[Items from an interface collection]

......

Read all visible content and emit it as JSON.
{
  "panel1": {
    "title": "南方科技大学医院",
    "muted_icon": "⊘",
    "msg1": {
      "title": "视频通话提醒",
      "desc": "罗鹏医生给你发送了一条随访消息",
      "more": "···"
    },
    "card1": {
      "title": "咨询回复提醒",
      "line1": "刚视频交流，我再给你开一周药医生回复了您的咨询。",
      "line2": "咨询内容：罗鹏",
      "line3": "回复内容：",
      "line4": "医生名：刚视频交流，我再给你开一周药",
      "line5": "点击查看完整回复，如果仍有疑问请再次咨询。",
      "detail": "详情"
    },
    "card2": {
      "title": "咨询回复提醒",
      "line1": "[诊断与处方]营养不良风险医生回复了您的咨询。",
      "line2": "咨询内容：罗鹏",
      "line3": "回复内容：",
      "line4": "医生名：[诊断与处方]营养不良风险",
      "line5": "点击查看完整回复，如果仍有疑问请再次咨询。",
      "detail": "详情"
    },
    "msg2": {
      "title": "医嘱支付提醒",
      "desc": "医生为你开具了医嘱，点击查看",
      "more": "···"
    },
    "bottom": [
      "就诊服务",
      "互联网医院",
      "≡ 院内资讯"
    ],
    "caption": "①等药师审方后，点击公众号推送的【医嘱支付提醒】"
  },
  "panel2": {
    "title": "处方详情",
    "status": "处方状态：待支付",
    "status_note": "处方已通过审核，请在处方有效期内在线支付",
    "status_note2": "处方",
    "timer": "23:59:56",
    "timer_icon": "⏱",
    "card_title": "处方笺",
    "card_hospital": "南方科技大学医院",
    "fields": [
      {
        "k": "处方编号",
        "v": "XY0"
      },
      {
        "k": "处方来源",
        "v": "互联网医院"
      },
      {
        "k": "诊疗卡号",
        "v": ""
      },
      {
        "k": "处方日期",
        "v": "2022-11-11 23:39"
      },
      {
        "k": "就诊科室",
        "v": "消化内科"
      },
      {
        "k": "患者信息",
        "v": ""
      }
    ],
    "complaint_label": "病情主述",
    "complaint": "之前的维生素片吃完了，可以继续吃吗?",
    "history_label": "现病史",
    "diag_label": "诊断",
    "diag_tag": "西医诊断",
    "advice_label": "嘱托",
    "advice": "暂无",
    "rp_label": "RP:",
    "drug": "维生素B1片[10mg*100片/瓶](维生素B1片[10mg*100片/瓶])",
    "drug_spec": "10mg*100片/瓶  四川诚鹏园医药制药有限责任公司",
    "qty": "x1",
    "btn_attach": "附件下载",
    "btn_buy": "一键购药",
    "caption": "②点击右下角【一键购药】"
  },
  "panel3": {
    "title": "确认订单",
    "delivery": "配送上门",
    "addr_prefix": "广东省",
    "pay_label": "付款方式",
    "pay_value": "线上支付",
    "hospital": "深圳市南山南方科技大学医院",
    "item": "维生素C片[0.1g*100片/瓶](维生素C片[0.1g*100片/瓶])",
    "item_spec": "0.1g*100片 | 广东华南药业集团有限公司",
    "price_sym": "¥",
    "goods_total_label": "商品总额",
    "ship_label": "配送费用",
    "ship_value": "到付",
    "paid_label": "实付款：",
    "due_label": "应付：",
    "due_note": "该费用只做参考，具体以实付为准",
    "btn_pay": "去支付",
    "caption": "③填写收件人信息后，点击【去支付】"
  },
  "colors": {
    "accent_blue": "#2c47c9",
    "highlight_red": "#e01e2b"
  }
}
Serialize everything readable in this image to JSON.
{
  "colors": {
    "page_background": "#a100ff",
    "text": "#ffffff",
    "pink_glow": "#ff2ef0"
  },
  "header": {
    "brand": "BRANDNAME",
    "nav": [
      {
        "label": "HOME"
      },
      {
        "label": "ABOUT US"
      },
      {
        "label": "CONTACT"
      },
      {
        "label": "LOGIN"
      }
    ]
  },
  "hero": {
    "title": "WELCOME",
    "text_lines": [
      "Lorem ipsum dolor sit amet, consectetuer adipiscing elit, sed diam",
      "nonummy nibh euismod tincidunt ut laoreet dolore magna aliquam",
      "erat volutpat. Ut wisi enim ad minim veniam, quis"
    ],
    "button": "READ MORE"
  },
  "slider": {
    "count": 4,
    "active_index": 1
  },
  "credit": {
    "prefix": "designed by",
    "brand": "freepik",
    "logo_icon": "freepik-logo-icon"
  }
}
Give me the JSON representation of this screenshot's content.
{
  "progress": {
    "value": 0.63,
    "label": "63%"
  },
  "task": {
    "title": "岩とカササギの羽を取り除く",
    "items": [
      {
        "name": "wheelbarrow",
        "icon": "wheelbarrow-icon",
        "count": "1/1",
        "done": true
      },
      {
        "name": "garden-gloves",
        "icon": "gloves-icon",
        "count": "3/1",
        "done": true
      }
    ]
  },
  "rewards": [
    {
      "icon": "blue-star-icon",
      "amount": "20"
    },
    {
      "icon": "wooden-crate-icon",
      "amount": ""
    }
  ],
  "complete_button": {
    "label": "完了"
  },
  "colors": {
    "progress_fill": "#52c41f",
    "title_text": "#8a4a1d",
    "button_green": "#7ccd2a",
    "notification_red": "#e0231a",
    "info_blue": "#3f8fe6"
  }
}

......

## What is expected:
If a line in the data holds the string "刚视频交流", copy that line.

## Response to this task:
      "line1": "刚视频交流，我再给你开一周药医生回复了您的咨询。",
      "line4": "医生名：刚视频交流，我再给你开一周药",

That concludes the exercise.